• [WHAT YOU ARE ASKED TO DO]
Where in the material does the word "Молодежи" appear? Copy each line that has it.

• [SUPPLIED MATERIAL]
BEGIN
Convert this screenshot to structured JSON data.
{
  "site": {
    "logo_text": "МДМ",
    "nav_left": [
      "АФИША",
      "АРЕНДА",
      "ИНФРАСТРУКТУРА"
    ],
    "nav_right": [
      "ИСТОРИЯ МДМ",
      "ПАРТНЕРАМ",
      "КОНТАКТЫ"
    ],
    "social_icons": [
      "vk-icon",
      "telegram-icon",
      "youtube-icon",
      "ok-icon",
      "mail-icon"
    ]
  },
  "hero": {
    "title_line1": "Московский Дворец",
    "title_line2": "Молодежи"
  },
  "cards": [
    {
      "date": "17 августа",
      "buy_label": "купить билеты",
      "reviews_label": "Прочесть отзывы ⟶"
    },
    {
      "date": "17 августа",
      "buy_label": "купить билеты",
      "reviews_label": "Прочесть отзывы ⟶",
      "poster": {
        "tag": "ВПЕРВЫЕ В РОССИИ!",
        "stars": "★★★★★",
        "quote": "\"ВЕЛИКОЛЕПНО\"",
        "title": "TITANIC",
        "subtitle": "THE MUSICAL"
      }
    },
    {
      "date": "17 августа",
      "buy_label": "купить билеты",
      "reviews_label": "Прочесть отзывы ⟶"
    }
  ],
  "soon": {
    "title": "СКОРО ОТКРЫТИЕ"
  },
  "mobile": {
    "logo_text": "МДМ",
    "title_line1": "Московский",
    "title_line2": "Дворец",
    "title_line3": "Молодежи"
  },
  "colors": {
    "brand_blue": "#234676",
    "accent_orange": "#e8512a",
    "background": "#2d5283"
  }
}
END
• [RESULT BELOW]
    "title_line2": "Молодежи"
    "title_line3": "Молодежи"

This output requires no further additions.